Galloway wants to engage the governors of bordering states and other regional partners to combine purchasing power to boost Missouri’s testing capacity. She cites Maryland, Louisiana, Massachusetts, Michigan, Ohio, and Virginia entering into an interstate compact to buy 3 million rapid antigen tests.
Galloway, the state auditor, is the only Democrat holding statewide office in Missouri. She used her opening statement and several other opportunities to attack Parson’s handling of the virus that has sickened 139,164 Missourians and killed 2,395 since the pandemic began. Those numbers included 2,008 new confirmed cases announced Friday and 136 new deaths, though the state health department said all of those deaths occurred prior to October but were just reported.
Galloway called for “a complete reset” on the state’s approach to COVID-19, one driven by science and data.
“He's had his chance,” Galloway said of Parson. “He's failed the test of leadership. He's just in over his head.”
By the way, earlier this week, Galloway released an internal polling showing a tightening race:
Allies of Missouri Gov. Mike Parson are using an ugly tactic in their campaign against Democrat Nicole Galloway.
Just as stand-alone claims, the statements are wrong. But the pictures the PAC uses to make the point should offend Missourians: Virtually all the photos, other than Galloway, are of Black people.They include Cori Bush, the Democratic nominee for the Missouri’s 1st District U.S. House seat; Rasheen Aldridge, a member of the Missouri House; and Clem Smith, a former state lawmaker and acting chairman of the state Democratic Party.

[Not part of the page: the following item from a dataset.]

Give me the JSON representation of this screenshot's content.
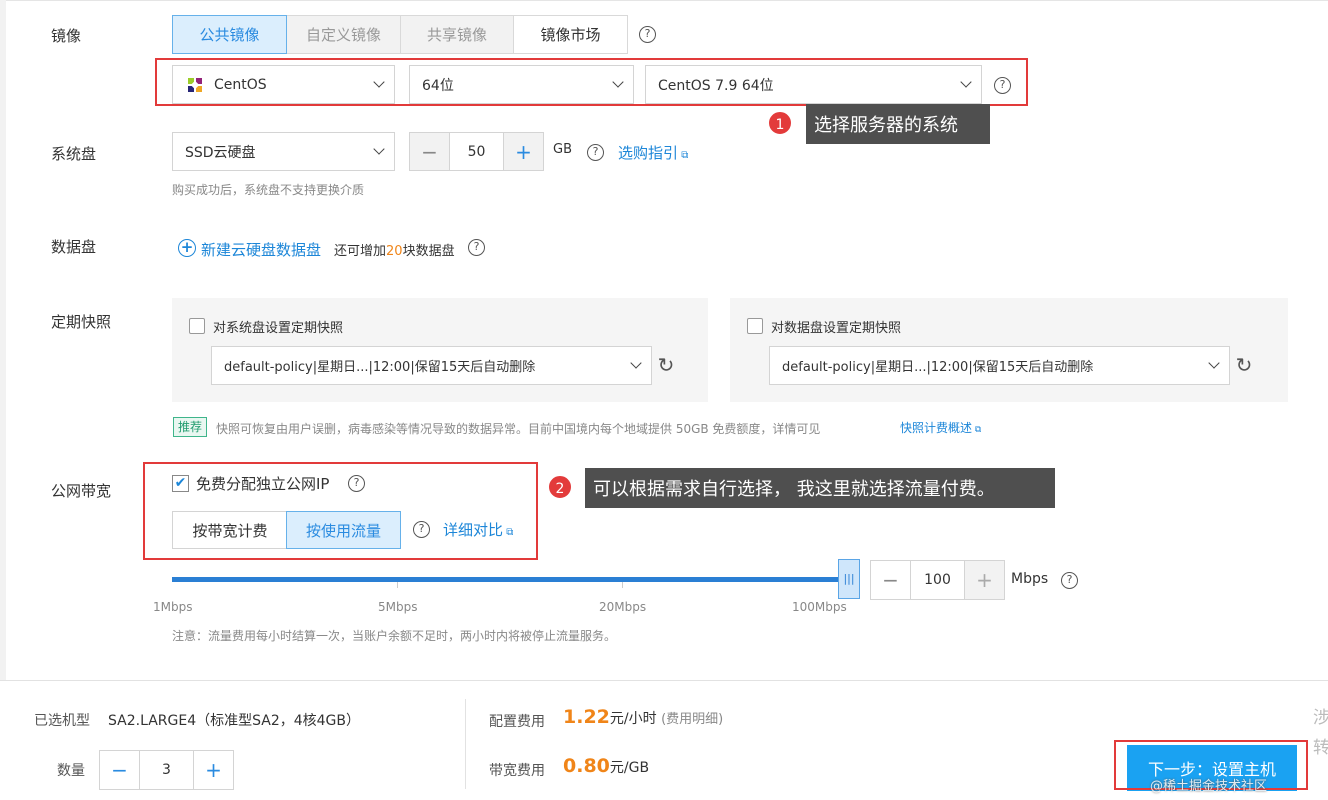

Even unidentified photos on the website mostly show Black people, including one depicting an apparent confrontation with police.“This isn’t a dog whistle to white supremacists — it’s a damn bullhorn,” said a tweet from Lindsey Simmons, the Democratic candidate for the U.S. House from Missouri’s 4th District. “That is the most racist thing I have ever seen in my life,” said Democratic state Rep. Barbara Anne Washington, who is running for a seat in the Missouri Senate.

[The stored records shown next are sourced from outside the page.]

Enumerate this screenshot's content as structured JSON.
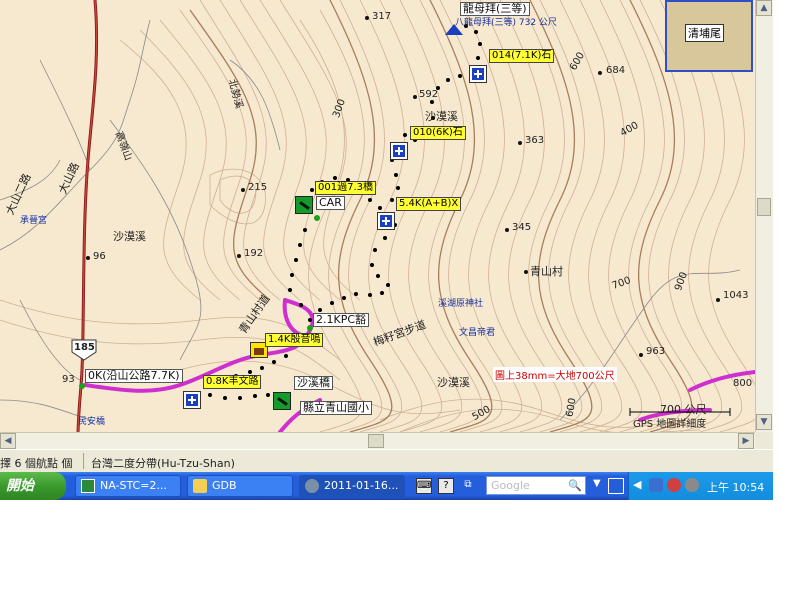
{
  "map": {
    "labels": {
      "l317": "317",
      "l684": "684",
      "l592": "592",
      "l363": "363",
      "l400": "400",
      "l600": "600",
      "l300": "300",
      "l215": "215",
      "l192": "192",
      "l96": "96",
      "l345": "345",
      "l700": "700",
      "l900": "900",
      "l1043": "1043",
      "l963": "963",
      "l93": "93",
      "l185": "185",
      "l800": "800",
      "l500": "500",
      "l600b": "600",
      "shamoxi1": "沙漠溪",
      "shamoxi2": "沙漠溪",
      "shamoxi3": "沙漠溪",
      "qingshancun": "青山村",
      "dashanlu": "大山路",
      "shiqilu": "大山二路",
      "meiziping": "梅籽宮步道",
      "xishanshenmiao": "溪湖原神社",
      "wenqibei": "文昌帝君",
      "minanqiao": "民安橋",
      "chengjingsi": "承晉宮",
      "gaolishan": "高嶺山",
      "bizhi": "北勢溪",
      "scale_text": "圖上38mm=大地700公尺",
      "ruler_text": "700 公尺",
      "ruler_sub": "GPS 地圖詳細度",
      "top_station": "龍母拜(三等)",
      "top_station_sub": "八龍母拜(三等) 732 公尺"
    },
    "waypoints": {
      "w014": "014(7.1K)石",
      "w010": "010(6K)石",
      "w5_4": "5.4K(A+B)X",
      "w001": "001過7.3橋",
      "car": "CAR",
      "w2_1": "2.1KPC豁",
      "w1_4": "1.4K殷音嗚",
      "w0k": "0K(沿山公路7.7K)",
      "w0_8": "0.8K丰文路",
      "shamoxi_bridge": "沙溪橋",
      "school": "縣立青山國小",
      "xiangtang": "青山村道"
    },
    "minimap_label": "清埔尾"
  },
  "status": {
    "left": "擇 6 個航點 個",
    "datum": "台灣二度分帶(Hu-Tzu-Shan)"
  },
  "taskbar": {
    "start": "開始",
    "tasks": [
      {
        "label": "NA-STC=2...",
        "icon": "map-app-icon"
      },
      {
        "label": "GDB",
        "icon": "folder-icon"
      },
      {
        "label": "2011-01-16...",
        "icon": "map-app-icon"
      }
    ],
    "search_placeholder": "Google",
    "clock": "上午 10:54"
  }
}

The audit found faulty record keeping and accountability procedures related to police officers who work overtime or second jobs, but don’t always keep good records to explain to taxpayers how their money is being spent. Some of those officers, the audit found, were charging taxpayers for working on the beat while they were getting paid by private employers working secondary jobs. The audit mirrors similar findings made by St. Louis Comptroller Darlene Green in her examination of similar information a couple of years ago.The way Parson sees it, the very existence of such an audit is an attack on law enforcement. That’s what his campaign is trying to spin out of a routine audit in which nobody is actually questioning the findings.“It’s shameful that the auditor thinks that the brave men and women in law enforcement shouldn’t receive overtime payment,” said Parson campaign manager Steele Shippy in the news release.Actually, it’s shameful that the Parson campaign has resorted to making things up, because the truth doesn’t help his case. There is nothing in Galloway’s audit that is anti-police. She doesn’t lament police officers being paid overtime — she asks the city to keep better track of its records.

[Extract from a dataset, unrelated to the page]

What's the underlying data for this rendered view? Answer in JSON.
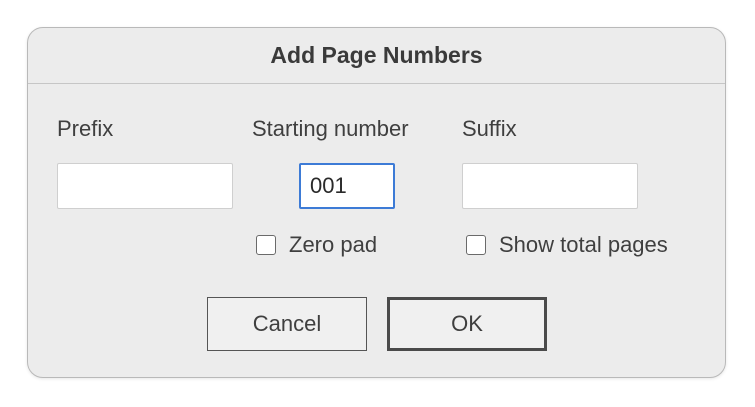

Galloway has been endorsed by both Joe Biden and former President Barack Obama.
Let’s get ready to flip Missouri Blue. Click below to donate and get involved with Galloway, Biden and their fellow Missouri Democrats campaigns: